═════ RECORDS SUPPLIED ═════
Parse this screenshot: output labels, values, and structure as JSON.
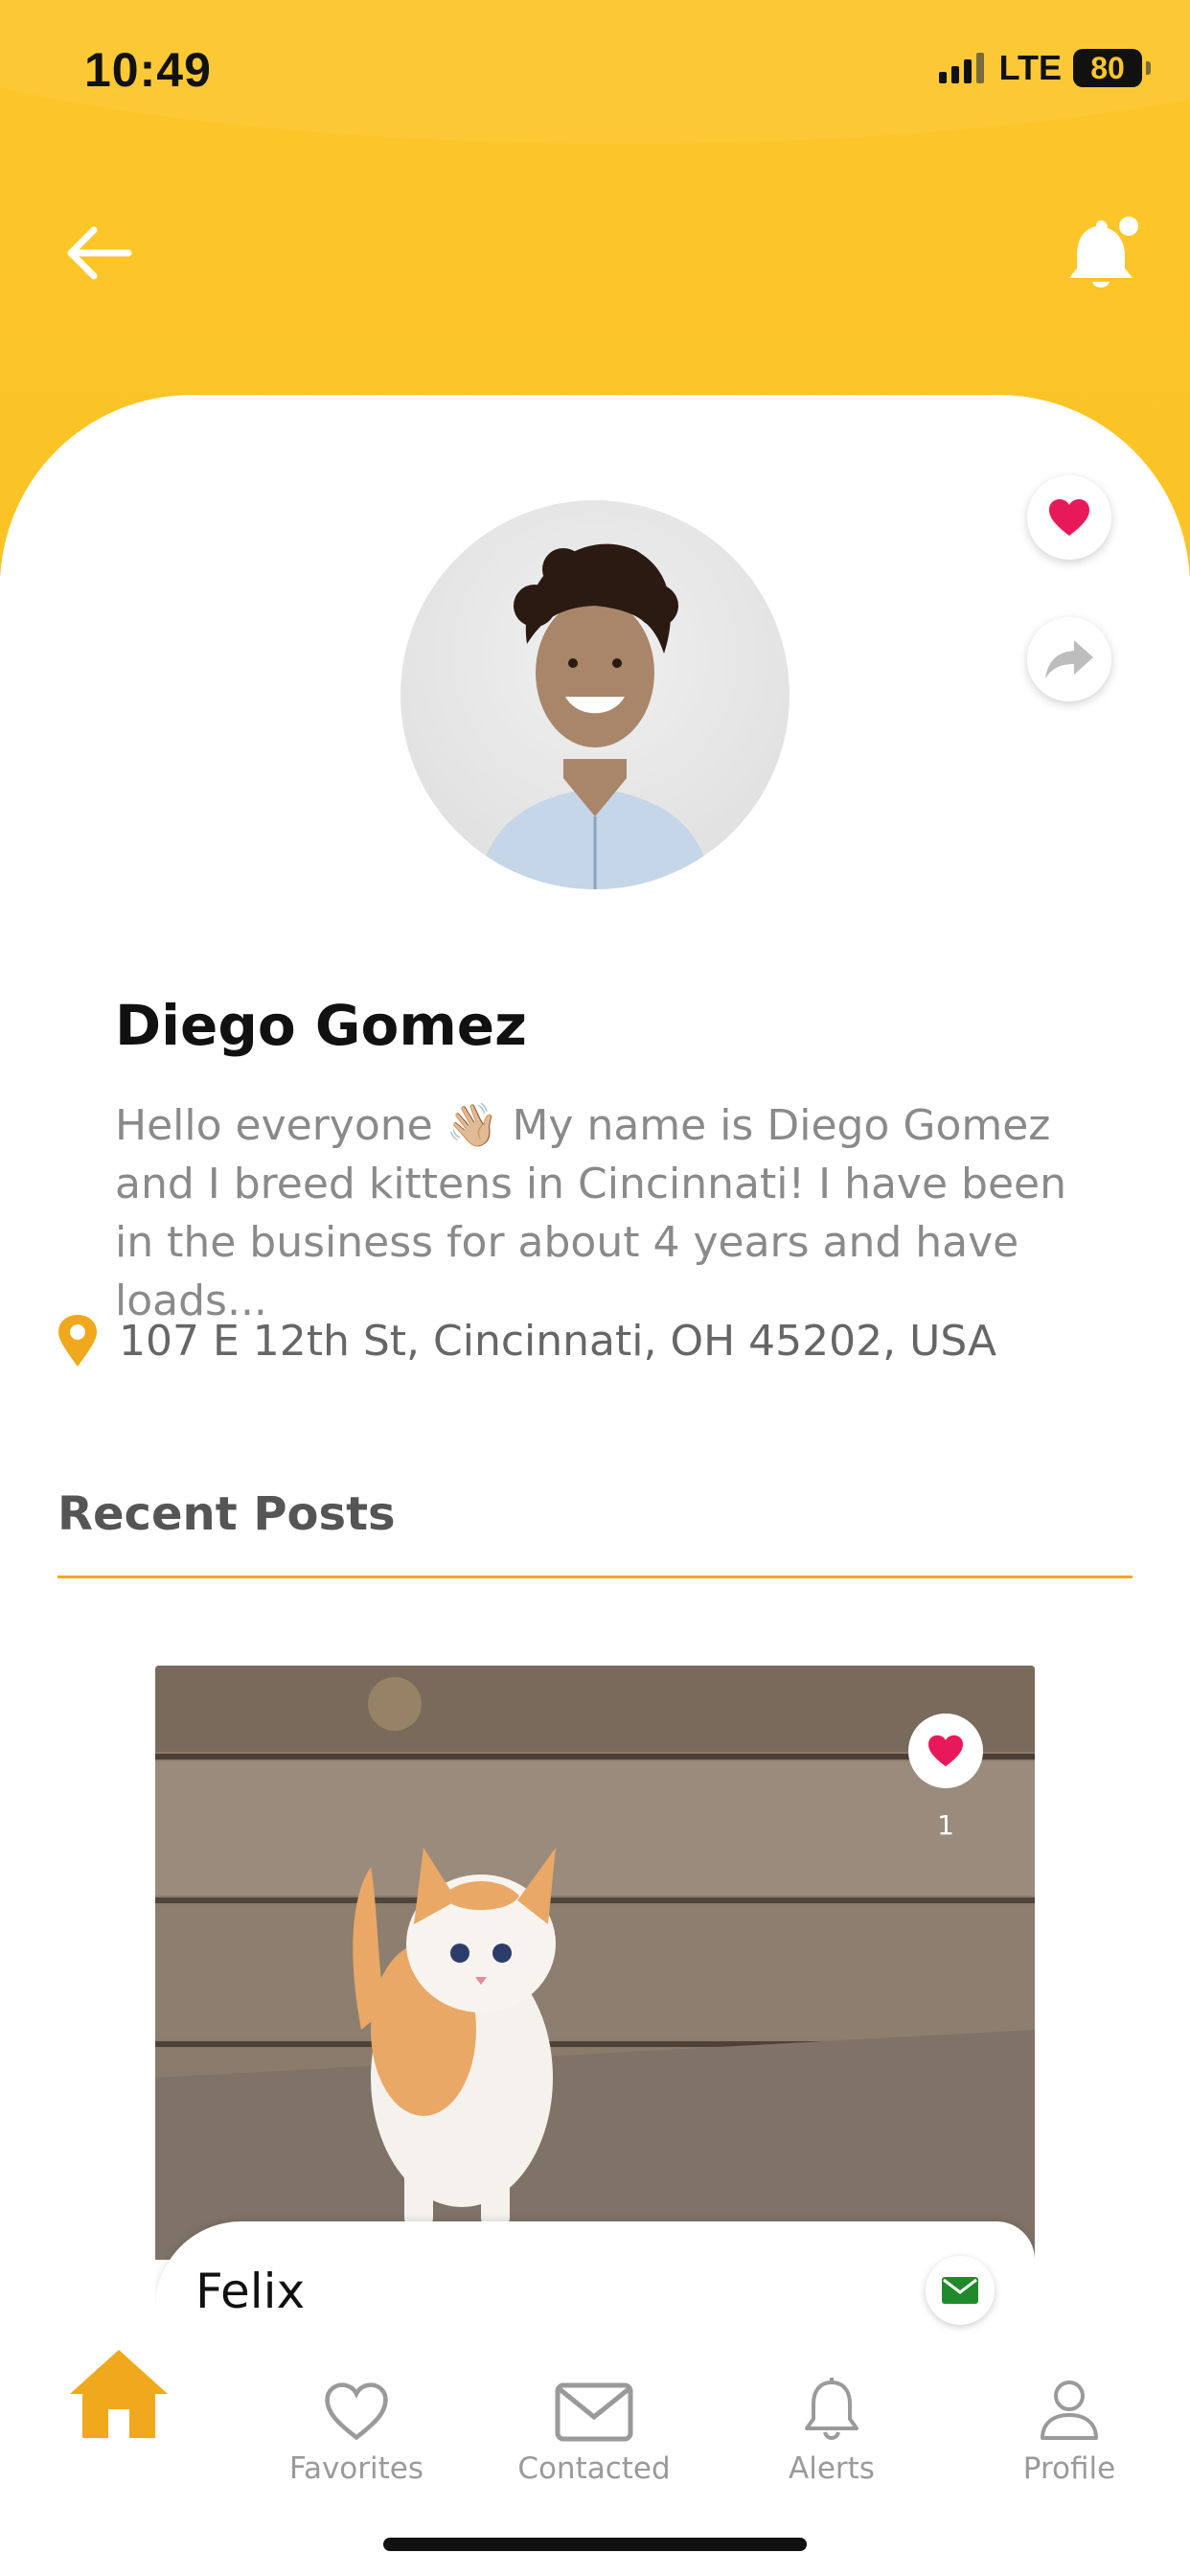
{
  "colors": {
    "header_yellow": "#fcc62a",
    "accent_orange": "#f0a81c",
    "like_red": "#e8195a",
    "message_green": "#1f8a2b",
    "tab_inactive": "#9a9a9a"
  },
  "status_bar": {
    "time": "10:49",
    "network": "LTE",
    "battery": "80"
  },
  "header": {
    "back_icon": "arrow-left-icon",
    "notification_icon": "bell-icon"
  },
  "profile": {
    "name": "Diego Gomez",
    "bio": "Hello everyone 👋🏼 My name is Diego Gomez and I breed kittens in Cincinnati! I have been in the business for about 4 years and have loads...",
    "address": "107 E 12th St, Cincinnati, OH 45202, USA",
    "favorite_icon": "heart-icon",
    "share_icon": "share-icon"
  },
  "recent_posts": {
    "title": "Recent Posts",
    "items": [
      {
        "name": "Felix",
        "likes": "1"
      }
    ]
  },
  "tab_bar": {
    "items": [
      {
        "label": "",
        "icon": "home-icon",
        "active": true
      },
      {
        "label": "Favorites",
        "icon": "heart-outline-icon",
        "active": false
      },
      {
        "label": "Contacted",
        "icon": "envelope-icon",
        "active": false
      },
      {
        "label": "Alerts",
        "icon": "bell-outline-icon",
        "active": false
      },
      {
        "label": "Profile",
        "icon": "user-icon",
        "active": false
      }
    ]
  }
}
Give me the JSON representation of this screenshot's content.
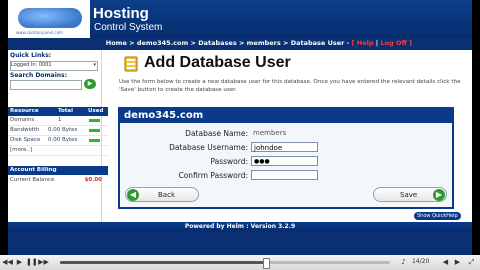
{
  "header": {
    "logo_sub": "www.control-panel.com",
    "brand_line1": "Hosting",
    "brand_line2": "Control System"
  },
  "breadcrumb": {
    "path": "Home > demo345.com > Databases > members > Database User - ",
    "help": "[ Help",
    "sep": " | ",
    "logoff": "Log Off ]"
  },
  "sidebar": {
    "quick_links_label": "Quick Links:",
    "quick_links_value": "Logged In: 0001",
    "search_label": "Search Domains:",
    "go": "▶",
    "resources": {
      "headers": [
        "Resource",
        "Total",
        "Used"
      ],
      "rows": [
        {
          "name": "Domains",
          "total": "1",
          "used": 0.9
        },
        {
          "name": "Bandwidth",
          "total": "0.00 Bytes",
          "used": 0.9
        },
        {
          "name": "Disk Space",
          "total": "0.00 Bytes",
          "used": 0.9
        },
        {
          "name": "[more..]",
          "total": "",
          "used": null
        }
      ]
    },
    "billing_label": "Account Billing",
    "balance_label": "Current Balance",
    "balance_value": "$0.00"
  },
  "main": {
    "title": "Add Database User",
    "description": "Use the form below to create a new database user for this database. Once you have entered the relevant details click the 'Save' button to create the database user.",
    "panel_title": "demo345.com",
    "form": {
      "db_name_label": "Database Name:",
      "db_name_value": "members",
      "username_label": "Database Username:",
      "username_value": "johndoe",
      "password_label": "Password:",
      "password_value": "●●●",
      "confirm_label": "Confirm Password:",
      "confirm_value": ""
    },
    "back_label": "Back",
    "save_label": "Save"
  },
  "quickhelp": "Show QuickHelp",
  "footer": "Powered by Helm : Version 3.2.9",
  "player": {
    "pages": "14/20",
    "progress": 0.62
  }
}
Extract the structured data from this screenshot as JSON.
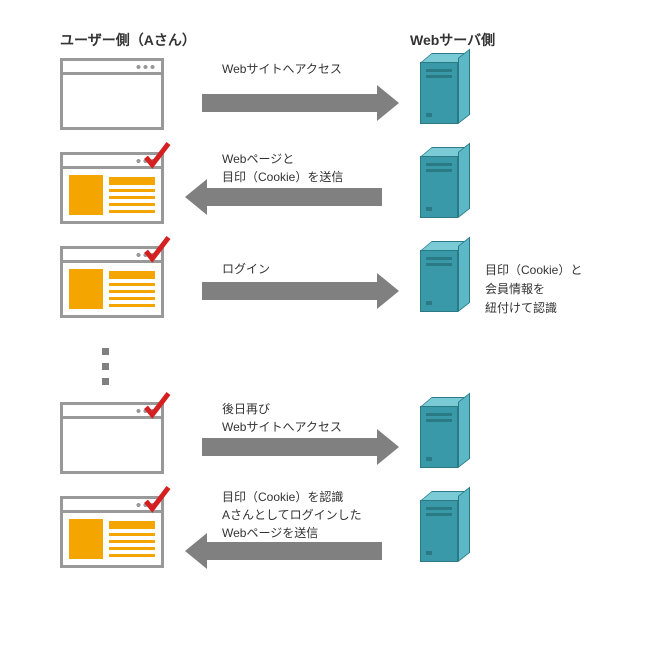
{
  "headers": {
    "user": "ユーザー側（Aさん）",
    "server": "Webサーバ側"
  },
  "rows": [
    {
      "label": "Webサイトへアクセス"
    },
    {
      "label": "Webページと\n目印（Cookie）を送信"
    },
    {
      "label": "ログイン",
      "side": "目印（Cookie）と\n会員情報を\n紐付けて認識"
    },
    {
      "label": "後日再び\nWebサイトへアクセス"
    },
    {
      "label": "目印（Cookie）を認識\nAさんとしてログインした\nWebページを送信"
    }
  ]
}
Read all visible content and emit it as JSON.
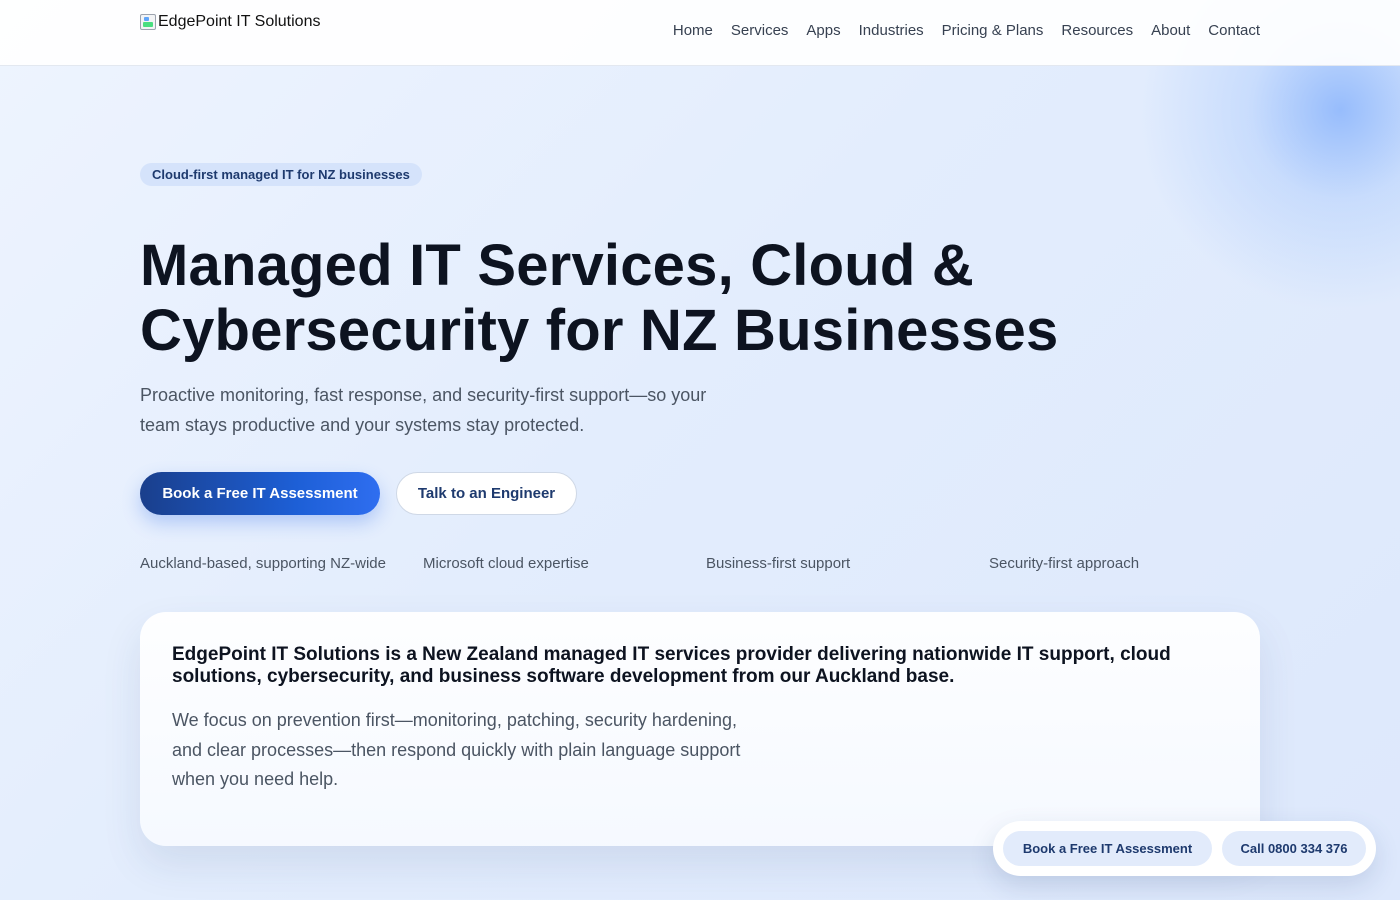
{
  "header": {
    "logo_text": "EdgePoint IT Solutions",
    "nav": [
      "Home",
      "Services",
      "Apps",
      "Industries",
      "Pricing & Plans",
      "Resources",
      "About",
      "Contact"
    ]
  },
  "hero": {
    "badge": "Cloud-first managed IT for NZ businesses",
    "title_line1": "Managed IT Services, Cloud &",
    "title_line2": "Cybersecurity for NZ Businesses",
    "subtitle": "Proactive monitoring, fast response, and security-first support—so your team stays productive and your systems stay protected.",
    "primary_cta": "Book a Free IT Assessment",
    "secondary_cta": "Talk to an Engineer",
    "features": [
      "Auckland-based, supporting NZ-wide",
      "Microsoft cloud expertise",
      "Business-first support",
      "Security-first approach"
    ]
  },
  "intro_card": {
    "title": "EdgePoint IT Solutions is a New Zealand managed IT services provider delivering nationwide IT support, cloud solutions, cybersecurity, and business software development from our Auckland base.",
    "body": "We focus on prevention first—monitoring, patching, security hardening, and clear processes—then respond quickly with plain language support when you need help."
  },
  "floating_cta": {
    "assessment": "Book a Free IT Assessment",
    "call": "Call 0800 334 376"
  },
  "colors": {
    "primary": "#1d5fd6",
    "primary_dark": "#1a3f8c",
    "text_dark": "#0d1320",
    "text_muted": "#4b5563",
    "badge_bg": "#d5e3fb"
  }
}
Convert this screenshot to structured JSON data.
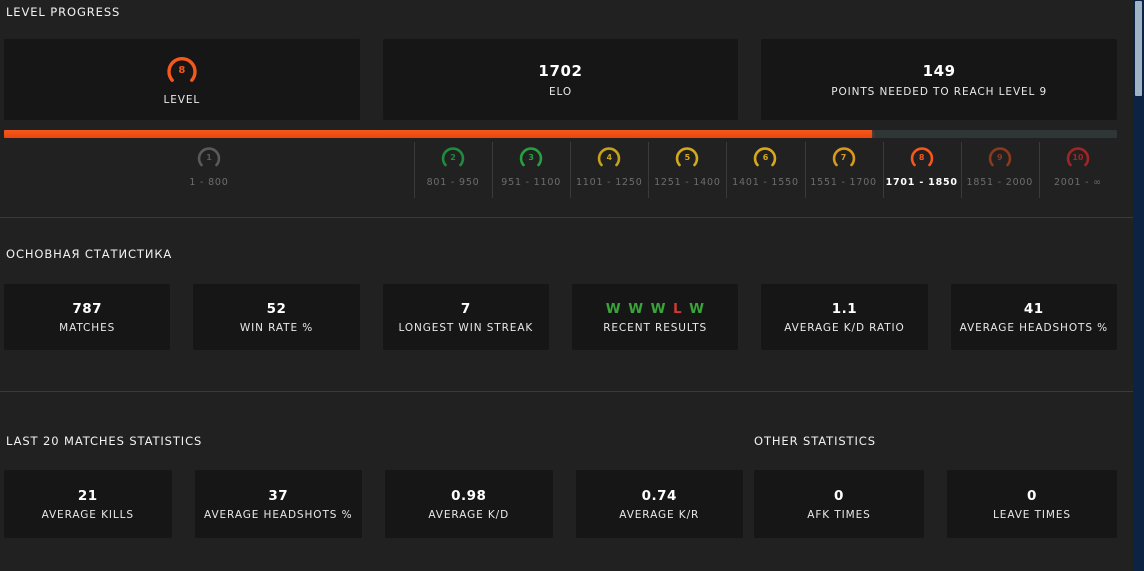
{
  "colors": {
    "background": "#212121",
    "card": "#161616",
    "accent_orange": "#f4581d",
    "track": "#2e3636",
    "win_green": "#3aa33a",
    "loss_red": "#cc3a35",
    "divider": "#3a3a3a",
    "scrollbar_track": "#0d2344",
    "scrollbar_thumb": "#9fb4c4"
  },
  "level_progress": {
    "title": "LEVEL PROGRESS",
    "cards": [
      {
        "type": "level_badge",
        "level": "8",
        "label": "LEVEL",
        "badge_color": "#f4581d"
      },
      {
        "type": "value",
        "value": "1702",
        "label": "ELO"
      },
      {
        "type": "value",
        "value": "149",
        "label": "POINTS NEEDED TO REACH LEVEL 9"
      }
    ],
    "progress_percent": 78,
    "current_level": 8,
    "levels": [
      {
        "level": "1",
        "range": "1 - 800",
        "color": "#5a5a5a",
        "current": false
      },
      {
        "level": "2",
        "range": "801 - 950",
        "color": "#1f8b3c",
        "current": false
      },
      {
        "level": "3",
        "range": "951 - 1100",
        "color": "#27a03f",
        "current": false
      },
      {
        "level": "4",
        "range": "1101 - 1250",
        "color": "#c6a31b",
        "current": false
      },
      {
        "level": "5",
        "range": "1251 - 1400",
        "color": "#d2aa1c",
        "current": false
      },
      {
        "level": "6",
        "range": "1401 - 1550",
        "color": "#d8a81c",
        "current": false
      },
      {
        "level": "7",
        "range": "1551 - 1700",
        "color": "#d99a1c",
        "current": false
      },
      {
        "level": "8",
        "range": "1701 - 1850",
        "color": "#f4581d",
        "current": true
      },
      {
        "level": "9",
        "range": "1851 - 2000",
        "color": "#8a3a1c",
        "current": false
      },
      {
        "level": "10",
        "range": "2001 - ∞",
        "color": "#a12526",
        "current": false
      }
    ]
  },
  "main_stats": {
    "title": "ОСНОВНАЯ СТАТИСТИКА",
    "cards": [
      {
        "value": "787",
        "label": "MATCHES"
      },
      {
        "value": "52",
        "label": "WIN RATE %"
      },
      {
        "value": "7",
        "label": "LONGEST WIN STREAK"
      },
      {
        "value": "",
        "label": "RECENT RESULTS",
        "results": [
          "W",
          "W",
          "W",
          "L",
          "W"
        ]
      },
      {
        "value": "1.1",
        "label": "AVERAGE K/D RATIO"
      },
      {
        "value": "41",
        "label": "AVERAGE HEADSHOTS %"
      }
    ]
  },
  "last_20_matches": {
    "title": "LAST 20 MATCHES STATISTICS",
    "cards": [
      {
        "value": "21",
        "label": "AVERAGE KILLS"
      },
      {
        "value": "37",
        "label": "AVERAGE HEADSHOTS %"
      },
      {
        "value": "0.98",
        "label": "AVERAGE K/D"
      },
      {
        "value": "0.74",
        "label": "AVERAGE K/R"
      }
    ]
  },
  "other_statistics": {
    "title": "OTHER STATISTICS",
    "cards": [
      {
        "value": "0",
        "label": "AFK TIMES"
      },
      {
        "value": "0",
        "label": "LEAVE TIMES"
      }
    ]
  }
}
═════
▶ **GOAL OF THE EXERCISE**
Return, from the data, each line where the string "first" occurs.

▶ **TASK RESULT**
    "badge": "Cloud-first managed IT for NZ businesses",
    "subtitle": "Proactive monitoring, fast response, and security-first support—so your team stays productive and your systems stay protected.",
      "Business-first support",
      "Security-first approach"
    "body": "We focus on prevention first—monitoring, patching, security hardening, and clear processes—then respond quickly with plain language support when you need help."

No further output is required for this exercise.